Jan. 03, 2002
YEKATERINBURG, Russia (AP) _ Even in Yekaterinburg on the edge of Asian Russia, the European Union's new unified currency attracted some interest on Thursday _ possibly out of a sense of adventure.
At Alfa-Bank, 11 people came in to change rubles for euros the first day the bank offered them, said cashier Natalya Glukhova. In all, they exchanged rubles for about 1,200 euros worth $1,080, Glukhova said.
Why they wanted the currency in this city on the western edge of Russian Asia wasn't clear. Glukhova speculated they were preparing for European vacations. Another employee had a more psychological spin.
``It seems to me that the majority of the people buying euros are driven by excitement, the desire for a new feeling, novelty,'' said Tatyana Golovach.
The U.S. dollar and the German mark have been the foreign currencies of choice in the post-Soviet years.
In Yekaterinburg, some exchange mavens paid no attention to the euro _ such as the half-dozen tough-looking young guys outside the banks selling dollars for five or 10 kopecks under the bank rates.
``We haven't seen euros with our own eyes, and they don't interest us,'' said one of the men.

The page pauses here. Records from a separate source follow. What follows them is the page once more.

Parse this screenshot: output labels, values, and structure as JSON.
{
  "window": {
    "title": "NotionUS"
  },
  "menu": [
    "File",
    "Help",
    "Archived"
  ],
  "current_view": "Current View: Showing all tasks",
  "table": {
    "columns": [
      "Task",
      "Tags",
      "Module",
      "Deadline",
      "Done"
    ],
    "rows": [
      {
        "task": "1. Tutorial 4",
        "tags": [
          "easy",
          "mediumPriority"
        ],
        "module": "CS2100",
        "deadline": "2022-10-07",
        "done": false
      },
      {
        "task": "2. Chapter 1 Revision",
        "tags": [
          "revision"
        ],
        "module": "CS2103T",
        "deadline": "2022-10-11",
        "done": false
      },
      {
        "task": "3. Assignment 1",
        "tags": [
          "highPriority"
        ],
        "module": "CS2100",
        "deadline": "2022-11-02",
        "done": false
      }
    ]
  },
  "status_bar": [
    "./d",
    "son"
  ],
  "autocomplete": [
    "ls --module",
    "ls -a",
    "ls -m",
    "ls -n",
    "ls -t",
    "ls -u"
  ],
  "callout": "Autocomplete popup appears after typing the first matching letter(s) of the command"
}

But one local banker said the euro is likely to attract a lot of interest, including from the wrong people.
``Certainly there will be counterfeits. In my view, it would be a shame not to make counterfeits and not travel through all of Europe with a single currency in your hand,'' Irina Yurasova of Uralvneshtorgbank said with a smile.